Israel can do little regarding the pre-programmed commission, except perhaps to cooperate with them by providing irrefutable proof regarding disputed events (for example, the true story of the explosions at the UN school complex). Whether or to what extent Israel should cooperate with such a biased commission is a judgment that must be made by those who know the facts, what proofs can be produced, and the international constellation of interests.
But we must not leave the field to this profoundly prejudiced commission chartered by such a distorted mandate and chaired by such a dedicated foe. Something dramatic and captivating needs to be done to elicit a process of reasoned analysis by those capable of forming a rational conclusion about what transpired.
We need a second, independent, impartial and credible commission of inquiry to investigate “all violations of international humanitarian law and international human rights law” in Gaza. This commission should be composed of prominent members, internationally respected for their knowledge of international law and for their integrity and independence.
In order to earn public respect and to capture public attention, the commission should hold hearings and receive documentary and oral evidence in Israel, in Gaza (if at all possible), as well as in Geneva (the home of the UN General Assembly Human Rights Council), at the Hague (the home of the International Court of Justice and the International Criminal Court), in Washington, DC, Paris, Berlin and possibly in other appropriate locations. It should receive the full cooperation of the Israeli government and its armed forces.
The commission should explore the facts surrounding the shooting of rockets and other missiles indiscriminately into civilian areas; the placement of rocket launchers within civilian neighborhoods, homes and garages; and the relationship between Hamas and the UN, which allowed for the storage of rockets and live ammunition in its schools, and then for their return to Hamas in time to continue its wanton attacks.
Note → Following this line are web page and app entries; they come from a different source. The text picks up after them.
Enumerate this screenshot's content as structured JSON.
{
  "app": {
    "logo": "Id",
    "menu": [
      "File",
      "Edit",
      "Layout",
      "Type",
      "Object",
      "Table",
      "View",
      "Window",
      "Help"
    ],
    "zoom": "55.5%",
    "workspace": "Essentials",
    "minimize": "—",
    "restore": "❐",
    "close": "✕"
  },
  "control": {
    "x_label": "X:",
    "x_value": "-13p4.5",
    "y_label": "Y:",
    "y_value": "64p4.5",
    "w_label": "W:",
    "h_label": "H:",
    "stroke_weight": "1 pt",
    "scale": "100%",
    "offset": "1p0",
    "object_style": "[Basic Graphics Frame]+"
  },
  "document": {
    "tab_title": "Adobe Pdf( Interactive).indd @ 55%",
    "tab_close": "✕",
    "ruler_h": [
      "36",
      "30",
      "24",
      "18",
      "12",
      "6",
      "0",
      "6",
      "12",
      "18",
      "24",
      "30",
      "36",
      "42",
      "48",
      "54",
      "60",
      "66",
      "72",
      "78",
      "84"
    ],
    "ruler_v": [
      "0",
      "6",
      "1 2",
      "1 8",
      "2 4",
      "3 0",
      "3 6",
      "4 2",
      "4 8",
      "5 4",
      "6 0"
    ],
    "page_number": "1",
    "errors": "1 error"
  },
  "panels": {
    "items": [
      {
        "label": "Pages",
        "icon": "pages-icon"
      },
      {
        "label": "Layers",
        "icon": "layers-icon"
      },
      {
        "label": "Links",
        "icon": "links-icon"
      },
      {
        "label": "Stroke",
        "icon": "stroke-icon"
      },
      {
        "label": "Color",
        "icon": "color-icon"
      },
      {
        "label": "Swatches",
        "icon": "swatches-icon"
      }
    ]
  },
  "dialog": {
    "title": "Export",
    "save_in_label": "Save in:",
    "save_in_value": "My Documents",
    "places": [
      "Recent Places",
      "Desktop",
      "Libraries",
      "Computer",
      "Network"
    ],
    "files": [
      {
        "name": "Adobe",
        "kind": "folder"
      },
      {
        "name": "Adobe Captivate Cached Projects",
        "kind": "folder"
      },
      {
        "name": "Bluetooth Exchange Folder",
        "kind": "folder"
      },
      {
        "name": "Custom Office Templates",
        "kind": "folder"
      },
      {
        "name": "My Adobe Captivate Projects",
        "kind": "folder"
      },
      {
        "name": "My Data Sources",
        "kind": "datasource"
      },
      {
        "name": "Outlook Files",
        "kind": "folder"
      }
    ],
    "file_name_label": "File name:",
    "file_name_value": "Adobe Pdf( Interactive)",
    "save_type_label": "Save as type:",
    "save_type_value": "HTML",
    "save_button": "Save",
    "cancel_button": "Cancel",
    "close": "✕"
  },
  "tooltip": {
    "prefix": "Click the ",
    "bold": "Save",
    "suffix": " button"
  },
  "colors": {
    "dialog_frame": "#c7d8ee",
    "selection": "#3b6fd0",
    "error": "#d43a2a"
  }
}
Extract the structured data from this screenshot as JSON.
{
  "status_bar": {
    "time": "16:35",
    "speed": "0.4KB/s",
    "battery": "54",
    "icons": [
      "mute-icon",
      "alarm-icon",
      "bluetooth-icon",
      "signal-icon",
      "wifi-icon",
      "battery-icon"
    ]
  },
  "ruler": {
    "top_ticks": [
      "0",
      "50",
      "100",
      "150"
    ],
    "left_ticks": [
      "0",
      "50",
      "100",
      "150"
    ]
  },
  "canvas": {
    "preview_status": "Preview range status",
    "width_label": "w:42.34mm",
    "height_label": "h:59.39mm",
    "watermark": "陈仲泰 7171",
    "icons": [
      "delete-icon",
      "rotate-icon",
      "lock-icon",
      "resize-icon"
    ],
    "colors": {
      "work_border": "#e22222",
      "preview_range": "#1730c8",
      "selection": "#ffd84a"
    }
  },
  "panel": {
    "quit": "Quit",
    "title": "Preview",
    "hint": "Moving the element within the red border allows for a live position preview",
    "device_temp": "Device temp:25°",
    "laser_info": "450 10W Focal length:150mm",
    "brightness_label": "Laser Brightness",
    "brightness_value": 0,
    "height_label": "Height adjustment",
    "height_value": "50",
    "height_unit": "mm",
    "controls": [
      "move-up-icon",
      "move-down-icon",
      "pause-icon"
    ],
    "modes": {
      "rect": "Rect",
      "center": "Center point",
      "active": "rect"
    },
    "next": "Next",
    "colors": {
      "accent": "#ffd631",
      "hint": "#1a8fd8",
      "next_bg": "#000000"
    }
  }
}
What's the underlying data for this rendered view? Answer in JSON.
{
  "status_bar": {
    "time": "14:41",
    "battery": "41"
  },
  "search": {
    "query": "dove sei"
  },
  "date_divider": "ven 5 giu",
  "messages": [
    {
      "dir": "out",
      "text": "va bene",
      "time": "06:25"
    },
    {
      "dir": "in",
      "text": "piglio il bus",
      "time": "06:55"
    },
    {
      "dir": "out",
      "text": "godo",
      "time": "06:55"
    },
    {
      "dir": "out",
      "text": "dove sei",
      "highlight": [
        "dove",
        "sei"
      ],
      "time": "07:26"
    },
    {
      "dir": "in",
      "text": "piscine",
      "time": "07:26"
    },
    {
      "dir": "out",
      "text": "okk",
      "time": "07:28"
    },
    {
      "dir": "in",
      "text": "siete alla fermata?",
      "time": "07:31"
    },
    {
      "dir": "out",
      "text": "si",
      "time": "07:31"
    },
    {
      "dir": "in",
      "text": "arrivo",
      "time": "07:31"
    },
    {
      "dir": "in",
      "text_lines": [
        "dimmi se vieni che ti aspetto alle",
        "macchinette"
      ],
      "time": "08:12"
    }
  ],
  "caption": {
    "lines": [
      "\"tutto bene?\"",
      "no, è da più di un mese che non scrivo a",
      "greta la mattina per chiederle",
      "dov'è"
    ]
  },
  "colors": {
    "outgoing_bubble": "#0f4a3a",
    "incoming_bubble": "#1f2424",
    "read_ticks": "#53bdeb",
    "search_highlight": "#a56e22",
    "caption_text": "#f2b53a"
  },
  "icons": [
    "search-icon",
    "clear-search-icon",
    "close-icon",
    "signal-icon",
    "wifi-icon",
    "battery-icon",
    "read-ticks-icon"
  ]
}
The commission should also examine the tunnel complex leading to civilian settlements and neighborhoods inside Israel and determine what actions were planned.
In the end, the commission should issue a detailed report on the extent to which Hamas observed or violated international humanitarian and human rights standards.
The commission should also examine the conduct of the Israeli forces in Gaza and whether the measures taken to avoid or minimize civilian casualties were sufficient and effective. It should issue a detailed report on the extent to which Israel observed or violated international humanitarian and human rights standards.
The effect of the commission’s work and the influence of its conclusions will by directly related to the credibility it earns for the thoroughness, objectivity and independence of its work.
It seems inevitable that those interested in the truth will examine and compare the work of both commissions. This possibility of comparison will have a prophylactic effect on the institutional prejudice of the UN commission.
The existence of two commission reports will force the international media to examine carefully and critically the conclusions of both. It will force the world to focus on fact and proof and not just on summary conclusions easily contrived.
The independent commission will have a dramatic influence on the crucial universe of individuals who are open to rational persuasion. These are the leaders and the mainspring for Western opinion. This is the only real audience receptive to reason, and the best possible audience if we are to win the battle of public understanding in the key countries. And this may be the most important battle of them all.
The author is an attorney in Israel and the US, and is the Founding President of the Institute for Zionist Strategies.